Going to science fiction conventions is fun, too, but they also cost money in registration fees (although many will waive or reduce fees if you volunteer for programming,) hotel costs, and expenses. In the Minneapolis/St. Paul area there are a ridiculous number of well-attended local conventions. So, it’s easy for Kelly to forget that there are lots of writers out there who have to travel a great distance to go to conventions. Even most larger metropolitan areas don’t have six or seven conventions a year that draw thousands of attendees.
Also, as someone who has traveled outside the safety of my own fandom, it’s not as easy to make a huge impression on strangers when you’re in a hotel room far from home with no friends to hang out in the hall with or who can introduce you to the “cool people.” Conventions like that start to feel like hard work. Plus, if you’re serious about using conventions as a marketing tool, you have to decide about advertising in the program book (which costs money and time and energy to design ads), and about things like whether or not you want to print up magnets or business cards or other promotional material to leave around the convention or hand to people as you meet them. When you start adding these things to travel, etc., conventions can become a pretty pricey investment.

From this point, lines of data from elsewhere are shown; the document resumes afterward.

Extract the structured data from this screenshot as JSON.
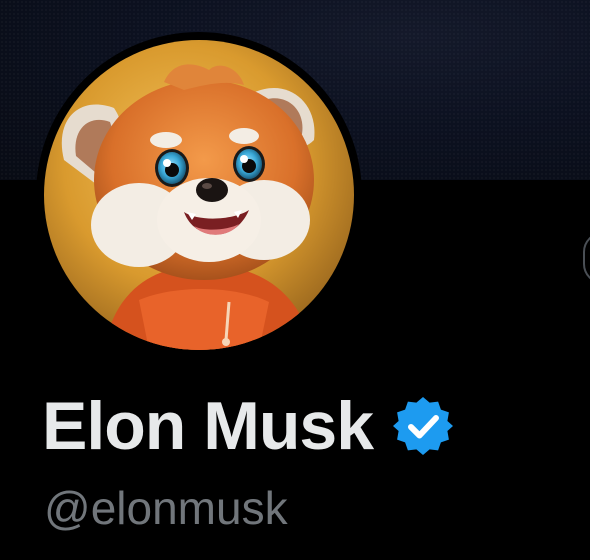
{
  "profile": {
    "display_name": "Elon Musk",
    "handle": "@elonmusk",
    "verified": true,
    "avatar_subject": "red-panda-cartoon"
  },
  "colors": {
    "background": "#000000",
    "banner": "#0c1120",
    "name_text": "#e7e9ea",
    "handle_text": "#71767b",
    "verified_badge": "#1d9bf0"
  },
  "icons": {
    "verified": "verified-badge-icon"
  }
}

A good convention can be wicked good fun, but it’s not free. It’s also a time investment. If you have a family, taking a weekend away can be a hardship or at least a hassle. Especially if the convention is not local. Plus, even if those aren’t considerations of yours, you still can’t just sit like a lump on a panel and expect people to rush to the dealers’ room afterwards to snap up copies of your book. You have to be interesting, or at least informed. There are many panels for which I actually do research, even when the subject matter is something I’m fairly familiar with. At the very least, I prepare some questions I can ask fellow panel members if we get stuck in one of those “now what do we talk about?" moments. Sure, you could say that’s the moderator’s job, but offering up a question or two can make you seem engaged and enthusiastic, especially if the question is a good one.

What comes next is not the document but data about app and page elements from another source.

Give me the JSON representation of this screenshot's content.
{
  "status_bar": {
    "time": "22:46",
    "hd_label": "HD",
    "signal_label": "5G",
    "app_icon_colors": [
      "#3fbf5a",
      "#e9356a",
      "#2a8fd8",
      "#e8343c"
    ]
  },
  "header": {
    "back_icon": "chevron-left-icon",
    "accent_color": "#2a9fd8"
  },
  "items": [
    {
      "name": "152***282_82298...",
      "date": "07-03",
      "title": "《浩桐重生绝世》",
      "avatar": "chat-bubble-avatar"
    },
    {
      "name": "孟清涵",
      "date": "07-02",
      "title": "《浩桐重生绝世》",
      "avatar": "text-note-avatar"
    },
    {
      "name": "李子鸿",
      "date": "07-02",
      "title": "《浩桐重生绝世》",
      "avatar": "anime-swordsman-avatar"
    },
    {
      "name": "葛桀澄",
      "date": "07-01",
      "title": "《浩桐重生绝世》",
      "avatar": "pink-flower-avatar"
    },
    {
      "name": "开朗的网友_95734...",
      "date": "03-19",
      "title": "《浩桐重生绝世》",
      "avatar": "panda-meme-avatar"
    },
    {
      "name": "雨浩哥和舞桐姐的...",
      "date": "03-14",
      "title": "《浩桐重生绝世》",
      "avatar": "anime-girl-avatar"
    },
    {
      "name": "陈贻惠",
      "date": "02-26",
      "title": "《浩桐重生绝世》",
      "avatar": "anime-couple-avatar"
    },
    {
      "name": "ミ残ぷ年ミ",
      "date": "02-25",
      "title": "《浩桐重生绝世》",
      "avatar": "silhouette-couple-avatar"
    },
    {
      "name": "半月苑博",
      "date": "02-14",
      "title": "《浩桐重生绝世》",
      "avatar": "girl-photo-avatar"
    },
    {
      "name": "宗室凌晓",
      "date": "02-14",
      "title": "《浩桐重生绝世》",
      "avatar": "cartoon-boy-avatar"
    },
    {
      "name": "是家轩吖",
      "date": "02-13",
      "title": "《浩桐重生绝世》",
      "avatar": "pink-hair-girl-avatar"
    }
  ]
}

I agree that an author needs to seriously consider what they want to spent their time and money doing, but you should know that when Kelly says he’s doing very little, he’s actually doing a lot.